Non-technologists – fear not – manage technology as strategy

I was having a conversation with the information technology director at my Association and the light bulb went off. I remarked that I understood each and every word that was used, but when put into a sentence it made absolutely no sense to me at all. I wonder if you had a similar feeling. Why is it that non-technologists succumb to technological non-speak when each of us capable of understanding the value we expect from evermore available enhancing technology.

It is been my experience that for the most part technology and its many applications have far too often been relegated to the business suite. We have programs to ensure appropriate accounting practices, our vendor lists, membership lists and information, partner lists, affiliate lists, websites, some social media engagement and countless other day-to-day tasks. To be sure, the productivity enhancements technology brings to these areas are essential in the continued development of our associations.

Unfortunately chief executive officers have far too often given in to what the technologist tells us can and cannot be done. Further, we have multiple technology arrangements. Some have in-house technology specialist, others outsource the entire process, and some have a combination of both. However, these necessary operational applications are not at all strategic. To the contrary, they are mostly tactical. Not only are they tactical they are marred by a level of fear that non-technologists have of saying something inappropriate, or sounding like they do not know or understand the technology being used, or simply throwing up their hands because of cost.

It is time that the CEO takes direct control of the information technology strategy which will enable the Association to more effective not just efficient in meeting its mission. Permit me to make one suggestion on the structural front and another on how to ultimately convert technology from tactical to strategic. First, do not structurally place information technology under the functional control of your business unit or chief financial officer. While technology serves many tactical applications for business processes our beloved bean counters simply convert technological capacity into dollars in and dollars out. Easy to understand why this occurs and while important does not fundamentally make technology actionable at the strategic level.

Second, to convert technological capacity from tactical to strategic it will require the chief executive to make sure that he or she knows the information and data that is available in current systems whether formal or informal, currently controlled by IT, and that technology is viewed as functionally horizontal and not vertical.

How do we start down this road? Actually the starting points is quite simple. It has two plains; identification and desired use/value.
We gather all the known information and data into a simple chart or list which does the following:


  • We identify the information or data set we have (technologists like to refer to these as data fields)
  • We determine who currently owns the information or data (is it in some AMS or CRM system, business software, some unit or department maintaining its own little private information sets, or individuals who develop data and information sets to help them manage and organize their own work on a day-to-day basis?)
  • What is the current use of this information or data set?
  • What programs/software is used to manage that data?
  • Do chapters or affiliates have other datasets that they use in their day-to-day operation?


  • What is the currently data or information used for?
  • What is the seen value?

Finally, from a strategic perspective which the CEO and her/his team views the needs of the organization; write a statement that clearly outlines the value of desired information and data in building the organizations capacity to fulfill its mission.

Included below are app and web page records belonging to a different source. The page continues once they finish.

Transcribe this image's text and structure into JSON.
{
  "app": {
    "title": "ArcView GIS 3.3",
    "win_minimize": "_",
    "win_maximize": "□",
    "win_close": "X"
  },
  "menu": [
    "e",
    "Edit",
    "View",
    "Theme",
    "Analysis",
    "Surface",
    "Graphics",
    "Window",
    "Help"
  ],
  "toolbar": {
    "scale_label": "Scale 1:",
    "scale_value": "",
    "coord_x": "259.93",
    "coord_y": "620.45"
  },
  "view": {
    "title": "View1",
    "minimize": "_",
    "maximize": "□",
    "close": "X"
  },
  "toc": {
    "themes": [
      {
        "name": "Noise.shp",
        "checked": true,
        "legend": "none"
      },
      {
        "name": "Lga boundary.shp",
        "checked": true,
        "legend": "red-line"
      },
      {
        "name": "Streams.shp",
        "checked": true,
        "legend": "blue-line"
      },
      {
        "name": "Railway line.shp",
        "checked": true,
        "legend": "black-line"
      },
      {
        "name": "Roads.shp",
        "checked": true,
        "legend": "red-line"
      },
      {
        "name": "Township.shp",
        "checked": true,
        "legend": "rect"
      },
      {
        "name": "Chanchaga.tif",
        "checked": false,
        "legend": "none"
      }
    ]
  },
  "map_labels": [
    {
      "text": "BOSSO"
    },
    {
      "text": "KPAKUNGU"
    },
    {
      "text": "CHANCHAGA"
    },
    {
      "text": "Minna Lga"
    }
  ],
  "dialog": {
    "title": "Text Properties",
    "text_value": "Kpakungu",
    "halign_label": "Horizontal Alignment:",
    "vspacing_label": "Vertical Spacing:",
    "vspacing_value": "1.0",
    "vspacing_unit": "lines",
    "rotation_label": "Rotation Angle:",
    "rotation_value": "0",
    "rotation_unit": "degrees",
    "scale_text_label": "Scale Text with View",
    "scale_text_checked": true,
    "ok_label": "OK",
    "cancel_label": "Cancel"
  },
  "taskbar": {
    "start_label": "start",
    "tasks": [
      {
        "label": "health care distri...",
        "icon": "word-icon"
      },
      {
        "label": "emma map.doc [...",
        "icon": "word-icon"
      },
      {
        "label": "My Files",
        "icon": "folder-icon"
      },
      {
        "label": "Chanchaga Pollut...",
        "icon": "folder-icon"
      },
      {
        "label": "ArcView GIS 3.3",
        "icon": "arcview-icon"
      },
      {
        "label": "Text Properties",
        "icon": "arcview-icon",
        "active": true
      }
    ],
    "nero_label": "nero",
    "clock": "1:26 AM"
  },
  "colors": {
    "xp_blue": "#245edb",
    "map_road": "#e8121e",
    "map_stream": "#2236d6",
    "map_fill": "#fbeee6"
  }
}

Try to keep it simple and use words that non-technologist understand.

Here is a sentence to get you started. We use technology to discover and analyze new opportunities and services and enable efficiencies that optimize our capacity to meet our mission.

Let me know what you think.

MAB: non-tech fear